I can relate to these as both a player and a coach. As a player I was at my least fit when I should have been in my prime. I thought my diet was spot on but I was always sneezing and having allergic reactions, on the pitch I was suffering serious bouts of cramp and felt I was unfit but I was working as hard as I could….others felt I wasn’t working hard enough…..but my body was in pain….and so was my mind. There was 2 things going on – I was dairy intolerant and took a long time to figure that one out – while my Dad was sick and had cancer – again it took years to diagnose the cancer – which in time resulted in his death.

I have seen the same as a coach –brilliant players not performing, feeling tired, feeling like they are unfit and trying to train more to catch up – but had also lost their jobs, were unsure how long they would be out of work, where they would be living, where they would get their next job – and yet on the sports field they are considered out of shape.

There are many things I wanted to cover in this article, for example:

  • Periodisation
  • Demands of the sports
  • Programme design
  • Nutrition
  • Mindset

S&C Coach, Noel Flynn

But for now they are not as important as thinking about the bigger picture, the legacy you want to have as a player or a coach, as a club or a county – as I said it is not all about the sets and reps but the education, communication and the culture and long term strategies you put in place in order to be successful in the sport. Remember if you too are a coach – it is not about you it is about the players. If you are a player it is not about you it is about the club, the county and your team mates – if you are an administrator it is not all about balancing the books – it is about a long term culture of education, communication and a strategy for success. If you do not think like this maybe you are not having the impact you could be having. I know I personally am striving to be better as a person first and foremost (bigger picture) and then improve on other facets (sets and reps).

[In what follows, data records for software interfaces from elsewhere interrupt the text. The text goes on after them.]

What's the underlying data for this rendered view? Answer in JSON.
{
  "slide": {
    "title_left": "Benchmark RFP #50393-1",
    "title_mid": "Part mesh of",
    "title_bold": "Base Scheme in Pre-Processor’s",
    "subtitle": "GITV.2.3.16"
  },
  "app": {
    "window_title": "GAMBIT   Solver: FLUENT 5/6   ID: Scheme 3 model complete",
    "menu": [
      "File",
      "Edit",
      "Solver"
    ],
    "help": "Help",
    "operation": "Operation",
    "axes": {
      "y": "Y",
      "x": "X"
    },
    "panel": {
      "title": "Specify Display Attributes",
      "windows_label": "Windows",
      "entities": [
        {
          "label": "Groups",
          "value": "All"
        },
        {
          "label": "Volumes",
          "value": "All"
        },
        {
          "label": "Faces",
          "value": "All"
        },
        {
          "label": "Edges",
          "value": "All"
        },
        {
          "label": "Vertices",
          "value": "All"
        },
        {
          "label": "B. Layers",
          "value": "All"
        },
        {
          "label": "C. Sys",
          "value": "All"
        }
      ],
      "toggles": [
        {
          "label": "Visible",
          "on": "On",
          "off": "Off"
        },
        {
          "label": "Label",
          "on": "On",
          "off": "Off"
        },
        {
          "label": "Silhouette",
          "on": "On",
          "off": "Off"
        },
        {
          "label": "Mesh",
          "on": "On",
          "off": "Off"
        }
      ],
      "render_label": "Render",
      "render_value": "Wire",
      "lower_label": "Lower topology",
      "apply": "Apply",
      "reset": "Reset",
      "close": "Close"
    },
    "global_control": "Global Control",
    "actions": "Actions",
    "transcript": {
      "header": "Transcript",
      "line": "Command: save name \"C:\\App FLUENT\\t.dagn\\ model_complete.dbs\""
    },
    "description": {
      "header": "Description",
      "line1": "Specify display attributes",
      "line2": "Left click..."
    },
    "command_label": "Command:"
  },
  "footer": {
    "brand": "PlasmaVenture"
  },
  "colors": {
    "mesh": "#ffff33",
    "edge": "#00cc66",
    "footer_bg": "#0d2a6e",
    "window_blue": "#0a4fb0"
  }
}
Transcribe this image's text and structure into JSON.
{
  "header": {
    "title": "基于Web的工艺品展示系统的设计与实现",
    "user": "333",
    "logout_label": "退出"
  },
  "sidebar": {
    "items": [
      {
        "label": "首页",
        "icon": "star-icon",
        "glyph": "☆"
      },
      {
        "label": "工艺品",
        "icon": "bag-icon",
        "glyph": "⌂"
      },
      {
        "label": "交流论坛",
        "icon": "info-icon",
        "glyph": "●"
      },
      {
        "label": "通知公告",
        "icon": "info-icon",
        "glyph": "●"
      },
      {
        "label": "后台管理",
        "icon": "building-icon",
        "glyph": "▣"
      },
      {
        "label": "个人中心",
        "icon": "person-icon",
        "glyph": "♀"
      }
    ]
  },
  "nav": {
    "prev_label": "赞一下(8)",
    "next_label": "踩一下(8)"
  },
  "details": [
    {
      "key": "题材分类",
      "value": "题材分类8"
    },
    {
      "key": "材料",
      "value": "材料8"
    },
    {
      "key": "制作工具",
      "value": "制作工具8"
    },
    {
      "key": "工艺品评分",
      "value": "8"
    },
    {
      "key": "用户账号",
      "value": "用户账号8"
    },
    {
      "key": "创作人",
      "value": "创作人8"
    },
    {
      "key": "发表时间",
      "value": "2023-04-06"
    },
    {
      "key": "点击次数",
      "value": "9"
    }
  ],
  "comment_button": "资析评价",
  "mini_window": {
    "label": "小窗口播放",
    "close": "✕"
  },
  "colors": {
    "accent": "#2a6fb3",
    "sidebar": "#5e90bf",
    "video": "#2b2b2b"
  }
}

One thing that is becoming clear is that Strength & Conditioning is needed to be successful in some sports more than others. A soccer player can get to the absolute highest level without Strength & Conditioning (not all but it is possible), a hurler can get to the top based on skills alone but will need to be seriously skilful and need a base level of S&C. A Gaelic Footballer will need a high level of S&C to get to the top, skill is no longer enough as the game has become so fast paced and powerful that a weak player will be blown out of it, while in Rugby you can get to the absolute highest level because of your strength and power and physical specimens are getting to the top yet may not have being the most skilful player on their schools team.